- Make copies of the following:
- “Coordinate Grid” worksheet (page 20)
- “Enlarge a Quarter” worksheet (page 21).

- Enlarge a picture of a quarter for display.
- Using a ruler, draw a grid over the quarter with a black marker.

### Worksheets and Files

Lesson plan, worksheet(s), and rubric (if any) at www.usmint.gov/kids/teachers/lessonPlans/pdf/354-359.pdf.

- Put list of terms on the board and review definitions.
- Demonstrate that finding an ordered pair on a grid (5,4) would be 5 over to the right (horizontally) and 4 up (vertically). Pass out the “Coordinate Grid” worksheet (page 20) and ask students to complete it.
- Display the enlarged picture of the quarter with the grid. Demonstrate how to enlarge the picture on the board as follows: Measure the distance between grid lines, Multiply the distance between grid lines by three, and draw a larger grid on the board, transfer the image from the paper to the board by drawing the contents of each grid block in the appropriate box on the board.
- Distribute the “Enlarge a Quarter” worksheet (page 21). Have students use a pencil and a ruler to draw in grid lines (to make a grid five boxes across, and five boxes down, gridlines should be three centimeters apart). NOTE: For younger students, you may wish to draw in gridlines before copying sheets.
- Students will enlarge the picture, using the grid as a guide.
- Students can erase the grid lines, and then color in their picture. These pictures can be displayed in the classroom.

### Enrichments/Extensions

- Students can create a picture (e.g., a tree, a star) or design made up of points plotted on a grid, and determine the ordered pair for each point. The student can then read the ordered pairs to a partner, who will plot them on a grid, connecting the dots to achieve the same picture.
- Students can create their own coordinate grid puzzle, like that on page 20. Students can write a question referring to some aspect of the lesson, and then “hide” the answer in a grid. By assigning a letter to various points in the grid, and then listing the ordered pairs in the correct order, students will make a puzzle for a partner to decipher.

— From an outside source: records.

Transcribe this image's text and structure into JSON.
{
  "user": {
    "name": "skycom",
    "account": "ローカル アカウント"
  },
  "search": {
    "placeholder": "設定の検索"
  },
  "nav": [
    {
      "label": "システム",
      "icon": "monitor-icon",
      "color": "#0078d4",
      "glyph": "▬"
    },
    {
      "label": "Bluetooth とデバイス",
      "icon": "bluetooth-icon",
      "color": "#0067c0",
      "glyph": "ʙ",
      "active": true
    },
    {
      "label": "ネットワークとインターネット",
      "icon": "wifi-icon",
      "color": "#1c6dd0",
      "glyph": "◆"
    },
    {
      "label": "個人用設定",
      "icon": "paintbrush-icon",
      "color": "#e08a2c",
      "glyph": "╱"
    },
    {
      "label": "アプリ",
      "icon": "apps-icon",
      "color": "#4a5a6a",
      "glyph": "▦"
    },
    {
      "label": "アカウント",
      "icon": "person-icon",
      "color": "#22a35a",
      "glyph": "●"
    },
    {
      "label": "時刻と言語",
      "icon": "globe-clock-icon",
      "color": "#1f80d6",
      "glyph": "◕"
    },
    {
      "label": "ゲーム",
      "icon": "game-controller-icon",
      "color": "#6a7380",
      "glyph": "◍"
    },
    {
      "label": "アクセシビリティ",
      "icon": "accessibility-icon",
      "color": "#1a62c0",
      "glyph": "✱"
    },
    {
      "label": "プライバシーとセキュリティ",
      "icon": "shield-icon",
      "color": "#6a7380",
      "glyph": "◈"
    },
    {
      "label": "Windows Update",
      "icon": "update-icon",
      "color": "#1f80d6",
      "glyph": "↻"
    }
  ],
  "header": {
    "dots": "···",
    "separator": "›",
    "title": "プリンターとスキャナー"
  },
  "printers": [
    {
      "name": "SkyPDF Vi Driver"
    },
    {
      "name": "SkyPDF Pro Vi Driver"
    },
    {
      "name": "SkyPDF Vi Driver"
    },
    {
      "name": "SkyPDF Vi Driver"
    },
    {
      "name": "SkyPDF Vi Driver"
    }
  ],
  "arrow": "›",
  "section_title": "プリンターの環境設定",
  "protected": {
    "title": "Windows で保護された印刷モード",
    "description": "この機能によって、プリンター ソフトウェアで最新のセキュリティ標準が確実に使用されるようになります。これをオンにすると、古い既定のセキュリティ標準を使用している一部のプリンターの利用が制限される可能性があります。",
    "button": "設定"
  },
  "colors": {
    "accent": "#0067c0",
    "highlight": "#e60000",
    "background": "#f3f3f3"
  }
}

Use the worksheets and class participation to assess whether the students have met the lesson objectives.

There are no related resources for this lesson plan.

**Discipline**: Math

**Domain**: 5.G Geometry

**Grade(s)**:
Grade 5

**Cluster**: Graph points on the coordinate plane to solve real-world and mathematical problems

**Standards**:

**5.G.1.**Use a pair of perpendicular number lines, called axes, to define a coordinate system, with the intersection of the lines (the origin) arranged to coincide with the 0 on each line and a given point in the plane located by using an ordered pair of numbers, called its coordinates.- Understand that the first number indicates how far to travel from the origin in the direction of one axis, and the second number indicates how far to travel in the direction of the second axis, with the convention that the names of the two axes and the coordinates correspond (e.g., x-axis and x-coordinate, y-axis and y-coordinate).

**5.G.2.**Represent real world and mathematical problems by graphing points in the first quadrant of the coordinate plane, and interpret coordinate values of points in the context of the situation.

**Discipline**: Mathematics

**Domain**: 3-5 Data Analysis and Probability

**Cluster**: Formulate questions that can be addressed with data and collect, organize, and display relevant data to answer them.

**Grade(s)**:
Grades 3–5

**Standards**:

In grades 3–5 all students should

- design investigations to address a question and consider how data-collection methods affect the nature of the data set;
- collect data using observations, surveys, and experiments;
- represent data using tables and graphs such as line plots, bar graphs, and line graphs; and
- recognize the differences in representing categorical and numerical data.